EXERCISE BRIEF: Repeat the records in full and exactly, omitting pictures.

RECORDS:

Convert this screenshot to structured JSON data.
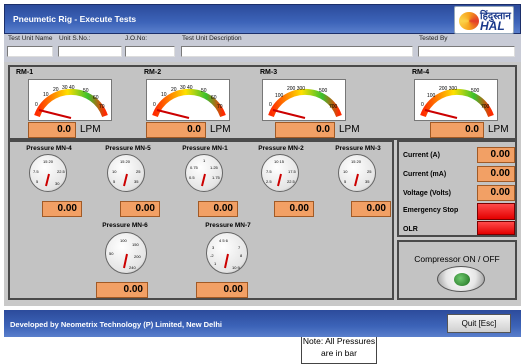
{
  "title": "Pneumetic Rig - Execute Tests",
  "logo": {
    "text_hindi": "हिंदुस्तान",
    "text_hal": "HAL"
  },
  "info": {
    "labels": [
      "Test Unit Name",
      "Unit S.No.:",
      "J.O.No:",
      "Test Unit Description",
      "Tested By"
    ],
    "values": [
      "",
      "",
      "",
      "",
      ""
    ]
  },
  "flow_meters": [
    {
      "label": "RM-1",
      "value": "0.0",
      "unit": "LPM",
      "ticks": [
        "0",
        "10",
        "20",
        "30",
        "40",
        "50",
        "60",
        "70"
      ]
    },
    {
      "label": "RM-2",
      "value": "0.0",
      "unit": "LPM",
      "ticks": [
        "0",
        "10",
        "20",
        "30",
        "40",
        "50",
        "60",
        "70"
      ]
    },
    {
      "label": "RM-3",
      "value": "0.0",
      "unit": "LPM",
      "ticks": [
        "0",
        "100",
        "200",
        "300",
        "500",
        "700"
      ]
    },
    {
      "label": "RM-4",
      "value": "0.0",
      "unit": "LPM",
      "ticks": [
        "0",
        "100",
        "200",
        "300",
        "500",
        "700"
      ]
    }
  ],
  "pressures_row1": [
    {
      "label": "Pressure MN-4",
      "value": "0.00",
      "ticks": [
        "15",
        "20",
        "22.5",
        "30",
        "35",
        "7.5",
        "10",
        "5"
      ]
    },
    {
      "label": "Pressure MN-5",
      "value": "0.00",
      "ticks": [
        "15",
        "20",
        "25",
        "30",
        "35",
        "40",
        "10",
        "5"
      ]
    },
    {
      "label": "Pressure MN-1",
      "value": "0.00",
      "ticks": [
        "1",
        "1.25",
        "1.5",
        "1.75",
        "0.75",
        "0.5",
        "0.25"
      ]
    },
    {
      "label": "Pressure MN-2",
      "value": "0.00",
      "ticks": [
        "10",
        "15",
        "17.5",
        "20",
        "22.5",
        "25",
        "7.5",
        "5",
        "2.5"
      ]
    },
    {
      "label": "Pressure MN-3",
      "value": "0.00",
      "ticks": [
        "15",
        "20",
        "25",
        "30",
        "35",
        "10",
        "5"
      ]
    }
  ],
  "pressures_row2": [
    {
      "label": "Pressure MN-6",
      "value": "0.00",
      "ticks": [
        "100",
        "150",
        "200",
        "240",
        "50"
      ]
    },
    {
      "label": "Pressure MN-7",
      "value": "0.00",
      "ticks": [
        "4",
        "5",
        "6",
        "7",
        "8",
        "9",
        "10",
        "3",
        "2",
        "1"
      ]
    }
  ],
  "note": "Note: All Pressures are in bar",
  "electrical": [
    {
      "label": "Current (A)",
      "value": "0.00"
    },
    {
      "label": "Current (mA)",
      "value": "0.00"
    },
    {
      "label": "Voltage (Volts)",
      "value": "0.00"
    }
  ],
  "indicators": [
    {
      "label": "Emergency Stop",
      "color": "#ff0000"
    },
    {
      "label": "OLR",
      "color": "#ff0000"
    }
  ],
  "compressor": {
    "label": "Compressor ON / OFF",
    "state_color": "#2e8b2e"
  },
  "footer": {
    "text": "Developed by   Neometrix Technology (P) Limited, New Delhi",
    "quit_label": "Quit [Esc]"
  }
}
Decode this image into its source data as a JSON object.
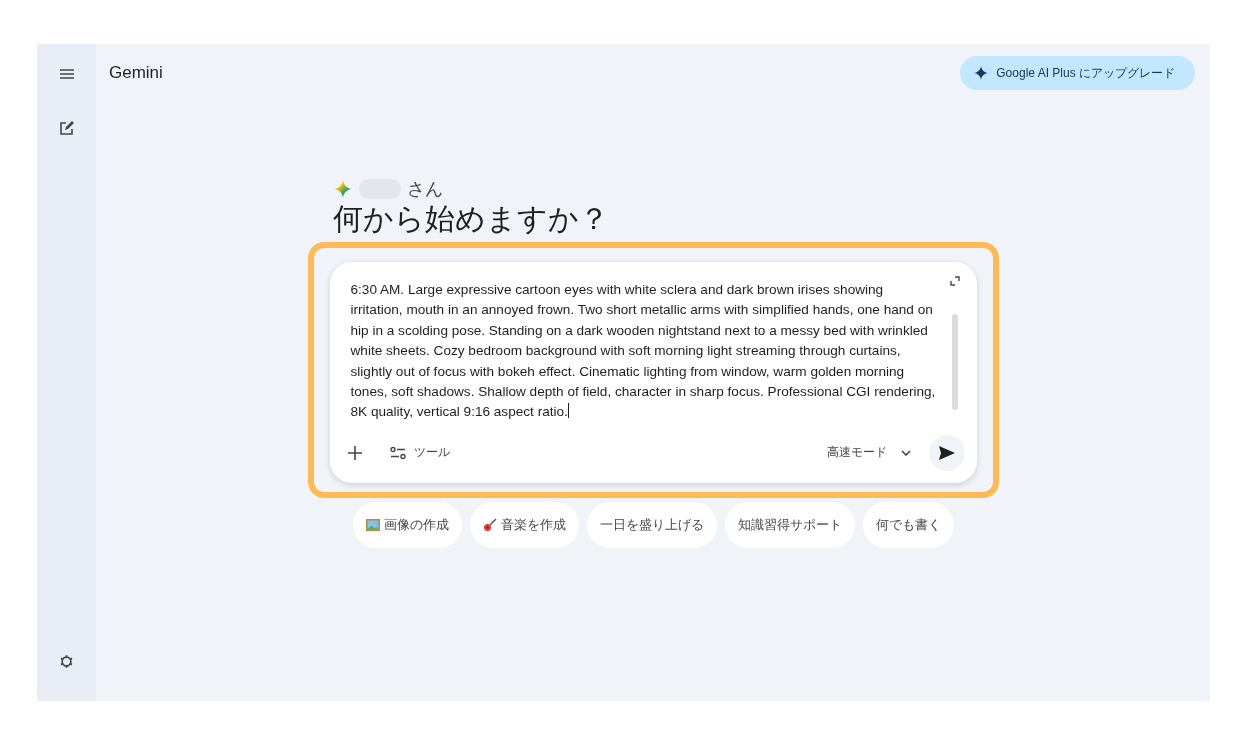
{
  "app": {
    "title": "Gemini"
  },
  "upgrade_button": {
    "label": "Google AI Plus にアップグレード"
  },
  "greeting": {
    "name_suffix": "さん",
    "headline": "何から始めますか？"
  },
  "prompt": {
    "value": "6:30 AM. Large expressive cartoon eyes with white sclera and dark brown irises showing irritation, mouth in an annoyed frown. Two short metallic arms with simplified hands, one hand on hip in a scolding pose. Standing on a dark wooden nightstand next to a messy bed with wrinkled white sheets. Cozy bedroom background with soft morning light streaming through curtains, slightly out of focus with bokeh effect. Cinematic lighting from window, warm golden morning tones, soft shadows. Shallow depth of field, character in sharp focus. Professional CGI rendering, 8K quality, vertical 9:16 aspect ratio.",
    "tools_label": "ツール",
    "mode_label": "高速モード",
    "highlighted": true
  },
  "suggestions": [
    {
      "kind": "image",
      "label": "画像の作成"
    },
    {
      "kind": "music",
      "label": "音楽を作成"
    },
    {
      "kind": "plain",
      "label": "一日を盛り上げる"
    },
    {
      "kind": "plain",
      "label": "知識習得サポート"
    },
    {
      "kind": "plain",
      "label": "何でも書く"
    }
  ]
}
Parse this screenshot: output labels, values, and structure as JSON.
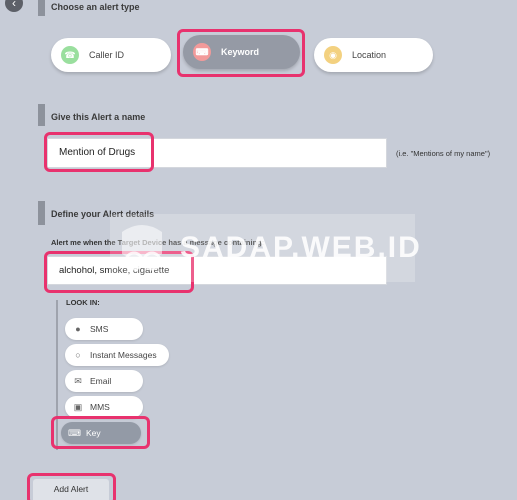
{
  "sections": {
    "alert_type_title": "Choose an alert type",
    "name_title": "Give this Alert a name",
    "details_title": "Define your Alert details"
  },
  "alert_types": [
    {
      "label": "Caller ID",
      "icon": "phone-icon",
      "color": "#9adf9e"
    },
    {
      "label": "Keyword",
      "icon": "keyboard-icon",
      "color": "#f29a9a",
      "active": true
    },
    {
      "label": "Location",
      "icon": "location-pin-icon",
      "color": "#f3d180"
    }
  ],
  "alert_name": {
    "value": "Mention of Drugs",
    "hint": "(i.e. \"Mentions of my name\")"
  },
  "details": {
    "lead": "Alert me when the Target Device has a message containing:",
    "keywords_value": "alchohol, smoke, cigarette",
    "look_in_label": "LOOK IN:",
    "sources": [
      {
        "label": "SMS",
        "icon": "speech-bubble-icon"
      },
      {
        "label": "Instant Messages",
        "icon": "chat-bubbles-icon"
      },
      {
        "label": "Email",
        "icon": "envelope-icon"
      },
      {
        "label": "MMS",
        "icon": "image-icon"
      },
      {
        "label": "Key",
        "icon": "keyboard-icon",
        "selected": true
      }
    ]
  },
  "add_alert_label": "Add Alert",
  "watermark": "SADAP.WEB.ID"
}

EXERCISE RESULT:
Convert this screenshot to structured JSON data.
{
  "title": "Pneumetic Rig - Execute Tests",
  "logo": {
    "text_hindi": "हिंदुस्तान",
    "text_hal": "HAL"
  },
  "info": {
    "labels": [
      "Test Unit Name",
      "Unit S.No.:",
      "J.O.No:",
      "Test Unit Description",
      "Tested By"
    ],
    "values": [
      "",
      "",
      "",
      "",
      ""
    ]
  },
  "flow_meters": [
    {
      "label": "RM-1",
      "value": "0.0",
      "unit": "LPM",
      "ticks": [
        "0",
        "10",
        "20",
        "30",
        "40",
        "50",
        "60",
        "70"
      ]
    },
    {
      "label": "RM-2",
      "value": "0.0",
      "unit": "LPM",
      "ticks": [
        "0",
        "10",
        "20",
        "30",
        "40",
        "50",
        "60",
        "70"
      ]
    },
    {
      "label": "RM-3",
      "value": "0.0",
      "unit": "LPM",
      "ticks": [
        "0",
        "100",
        "200",
        "300",
        "500",
        "700"
      ]
    },
    {
      "label": "RM-4",
      "value": "0.0",
      "unit": "LPM",
      "ticks": [
        "0",
        "100",
        "200",
        "300",
        "500",
        "700"
      ]
    }
  ],
  "pressures_row1": [
    {
      "label": "Pressure MN-4",
      "value": "0.00",
      "ticks": [
        "15",
        "20",
        "22.5",
        "30",
        "35",
        "7.5",
        "10",
        "5"
      ]
    },
    {
      "label": "Pressure MN-5",
      "value": "0.00",
      "ticks": [
        "15",
        "20",
        "25",
        "30",
        "35",
        "40",
        "10",
        "5"
      ]
    },
    {
      "label": "Pressure MN-1",
      "value": "0.00",
      "ticks": [
        "1",
        "1.25",
        "1.5",
        "1.75",
        "0.75",
        "0.5",
        "0.25"
      ]
    },
    {
      "label": "Pressure MN-2",
      "value": "0.00",
      "ticks": [
        "10",
        "15",
        "17.5",
        "20",
        "22.5",
        "25",
        "7.5",
        "5",
        "2.5"
      ]
    },
    {
      "label": "Pressure MN-3",
      "value": "0.00",
      "ticks": [
        "15",
        "20",
        "25",
        "30",
        "35",
        "10",
        "5"
      ]
    }
  ],
  "pressures_row2": [
    {
      "label": "Pressure MN-6",
      "value": "0.00",
      "ticks": [
        "100",
        "150",
        "200",
        "240",
        "50"
      ]
    },
    {
      "label": "Pressure MN-7",
      "value": "0.00",
      "ticks": [
        "4",
        "5",
        "6",
        "7",
        "8",
        "9",
        "10",
        "3",
        "2",
        "1"
      ]
    }
  ],
  "note": "Note: All Pressures are in bar",
  "electrical": [
    {
      "label": "Current (A)",
      "value": "0.00"
    },
    {
      "label": "Current (mA)",
      "value": "0.00"
    },
    {
      "label": "Voltage (Volts)",
      "value": "0.00"
    }
  ],
  "indicators": [
    {
      "label": "Emergency Stop",
      "color": "#ff0000"
    },
    {
      "label": "OLR",
      "color": "#ff0000"
    }
  ],
  "compressor": {
    "label": "Compressor ON / OFF",
    "state_color": "#2e8b2e"
  },
  "footer": {
    "text": "Developed by   Neometrix Technology (P) Limited, New Delhi",
    "quit_label": "Quit [Esc]"
  }
}
Decode this image into its source data as a JSON object.
{
  "app": {
    "title": "Gemini"
  },
  "upgrade_button": {
    "label": "Google AI Plus にアップグレード"
  },
  "greeting": {
    "name_suffix": "さん",
    "headline": "何から始めますか？"
  },
  "prompt": {
    "value": "6:30 AM. Large expressive cartoon eyes with white sclera and dark brown irises showing irritation, mouth in an annoyed frown. Two short metallic arms with simplified hands, one hand on hip in a scolding pose. Standing on a dark wooden nightstand next to a messy bed with wrinkled white sheets. Cozy bedroom background with soft morning light streaming through curtains, slightly out of focus with bokeh effect. Cinematic lighting from window, warm golden morning tones, soft shadows. Shallow depth of field, character in sharp focus. Professional CGI rendering, 8K quality, vertical 9:16 aspect ratio.",
    "tools_label": "ツール",
    "mode_label": "高速モード",
    "highlighted": true
  },
  "suggestions": [
    {
      "kind": "image",
      "label": "画像の作成"
    },
    {
      "kind": "music",
      "label": "音楽を作成"
    },
    {
      "kind": "plain",
      "label": "一日を盛り上げる"
    },
    {
      "kind": "plain",
      "label": "知識習得サポート"
    },
    {
      "kind": "plain",
      "label": "何でも書く"
    }
  ]
}
Parse this screenshot: output labels, values, and structure as JSON.
{
  "sections": {
    "alert_type_title": "Choose an alert type",
    "name_title": "Give this Alert a name",
    "details_title": "Define your Alert details"
  },
  "alert_types": [
    {
      "label": "Caller ID",
      "icon": "phone-icon",
      "color": "#9adf9e"
    },
    {
      "label": "Keyword",
      "icon": "keyboard-icon",
      "color": "#f29a9a",
      "active": true
    },
    {
      "label": "Location",
      "icon": "location-pin-icon",
      "color": "#f3d180"
    }
  ],
  "alert_name": {
    "value": "Mention of Drugs",
    "hint": "(i.e. \"Mentions of my name\")"
  },
  "details": {
    "lead": "Alert me when the Target Device has a message containing:",
    "keywords_value": "alchohol, smoke, cigarette",
    "look_in_label": "LOOK IN:",
    "sources": [
      {
        "label": "SMS",
        "icon": "speech-bubble-icon"
      },
      {
        "label": "Instant Messages",
        "icon": "chat-bubbles-icon"
      },
      {
        "label": "Email",
        "icon": "envelope-icon"
      },
      {
        "label": "MMS",
        "icon": "image-icon"
      },
      {
        "label": "Key",
        "icon": "keyboard-icon",
        "selected": true
      }
    ]
  },
  "add_alert_label": "Add Alert",
  "watermark": "SADAP.WEB.ID"
}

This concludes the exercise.